Aiding Children in AIDS-Afflicted Countries
Questions for Alex de Waal
The SSRC program director and Sudan expert discusses why so little has been done for children and HIV/AIDS in the 25 years since the outbreak of the epidemic, why the prevention approach doesn't work, and what kinds of policies will be needed in the coming 25 years.
The Joint Learning Initiative on Children and HIV/AIDS (JLICA) recently launched its report, the culmination of two years of research, calling for new directions in global AIDS policies to meet the needs of children and families. Can you tell us more about the initiative? The initiative was established in 2006 with the aim of providing the foundation for evidence-based policies on children and AIDS. Experts from more than a dozen countries came together for a two-year period to review available research, commission studies in under-researched areas, and make policy recommendations. Our feeling was that the lack of good data, coupled with the failure to mobilize existing knowledge, has led to a lot of well-intentioned but misguided policies that have failed to address the needs of children in AIDS-afflicted countries. We are 25 years into the epidemic, but millions of children and their families continue to be neglected. Responses to date have not been sufficiently grounded in either evidence about children’s circumstances, or a clear understanding of the root causes of children’s vulnerability.

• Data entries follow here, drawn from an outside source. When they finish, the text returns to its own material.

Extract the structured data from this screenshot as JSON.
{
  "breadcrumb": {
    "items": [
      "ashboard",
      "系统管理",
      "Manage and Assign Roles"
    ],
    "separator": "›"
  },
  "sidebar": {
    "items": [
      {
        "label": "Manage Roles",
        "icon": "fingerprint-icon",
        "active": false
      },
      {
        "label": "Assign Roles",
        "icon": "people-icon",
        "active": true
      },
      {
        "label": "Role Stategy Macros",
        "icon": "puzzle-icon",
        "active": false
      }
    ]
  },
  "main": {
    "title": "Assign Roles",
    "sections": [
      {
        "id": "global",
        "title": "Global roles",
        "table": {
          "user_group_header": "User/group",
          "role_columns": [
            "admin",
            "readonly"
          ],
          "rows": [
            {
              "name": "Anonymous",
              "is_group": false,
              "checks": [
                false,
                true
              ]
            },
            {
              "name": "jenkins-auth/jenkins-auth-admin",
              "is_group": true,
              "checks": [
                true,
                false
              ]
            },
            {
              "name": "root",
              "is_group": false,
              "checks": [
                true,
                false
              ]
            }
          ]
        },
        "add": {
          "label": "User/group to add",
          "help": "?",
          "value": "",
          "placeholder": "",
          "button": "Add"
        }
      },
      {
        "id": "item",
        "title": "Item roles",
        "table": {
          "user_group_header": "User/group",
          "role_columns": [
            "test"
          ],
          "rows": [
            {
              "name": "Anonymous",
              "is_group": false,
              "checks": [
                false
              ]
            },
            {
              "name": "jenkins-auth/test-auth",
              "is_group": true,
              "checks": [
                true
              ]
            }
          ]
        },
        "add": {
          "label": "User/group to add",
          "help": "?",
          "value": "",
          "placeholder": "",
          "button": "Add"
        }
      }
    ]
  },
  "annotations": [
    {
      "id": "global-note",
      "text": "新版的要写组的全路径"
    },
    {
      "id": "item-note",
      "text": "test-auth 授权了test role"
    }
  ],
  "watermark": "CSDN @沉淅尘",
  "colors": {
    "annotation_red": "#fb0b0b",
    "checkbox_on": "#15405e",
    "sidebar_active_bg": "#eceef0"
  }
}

Many people are moved by the plight of children orphaned by AIDS, made famous by Madonna's adoption of a Malawian child. Some 12 million African children are estimated to have lost one or both parents to the disease, but in many respects, this figure understates the magnitude of the problem. The challenge for policy is not to reach 12 million individual children in need of assistance, but to design policies and interventions that address the diverse needs of a range of poor and vulnerable children in societies affected by AIDS.
It sounds like a daunting task to accomplish in just two years. How did you break up the work and what part did you play in it? We organized the work according to the four areas discussed in the widely endorsed Framework for the Protection, Care, and Support of Orphans and Vulnerable Children Living in a World with HIV and AIDS (UNICEF/UNAIDS, 2004): the family, the community, access to services, and social and economic policies. Along with Masuma Mamdani, a research specialist with UNICEF, Tanzania, I co-chaired Learning Group 4, on social and economic policies.
We understand that the final reports are available on the JLICA Web site. Can you give us an example of your group's most important findings? One of our key findings was that paradigms focusing on behavioral change--what some call ABC, Abstain, Be faithful, or use a Condom--aren’t working. This approach misses the critical issue of the powerlessness of young people, especially teenage girls, in many situations that create HIV risk. Other kinds of measures are urgently needed, such as increasing efforts to ensure girls' physical safety at school, at work, on public transport, and in places of recreation. On a broader level, we need to look for ways to tackle the behaviors and attitudes that protect or promote sexual abuse of women and girls, and to improve the economic independence of young women.
You said that many of the efforts by the international community were misguided or misdirected. What conditions are necessary for good policy? According to the findings of the learning group that I co-directed, failed policies tend to be those adopted by governments in order to please foreign donors or acquire funds, which involve complex institutional procedures and do not latch on to existing priorities. We recommend that moving forward, policies should be institutionally simple to implement, and readily monitored by the public.
What are the costs of the interventions you recommend, and how can they be borne? There is no straightforward answer to this, and my group did not put forward a headline figure for the total bill. But we did come to the conclusion that money spent on basic social protection measures (including cash transfers to the poor) is cost effective and a good way of disbursing aid resources. Cash-based social protection programmes have relatively minor distorting impacts, and therefore should be considered a priority candidate for receiving assistance.
Are you worried about the impact of the global economic crisis on these vulnerable groups? The global economic crisis aggravates the hardships experienced by those affected by HIV/AIDS and extreme poverty, and makes action to expand and sharpen our responses all the more imperative.
Interview conducted, condensed, and edited by Mary-Lea Cox.
To download the JLICA final report, “Home Truths: Facing the Facts on Children, AIDS, and Poverty,” as well as synthesis papers from the four learning groups, go to: http://www.jlica.org/resources/publications.php.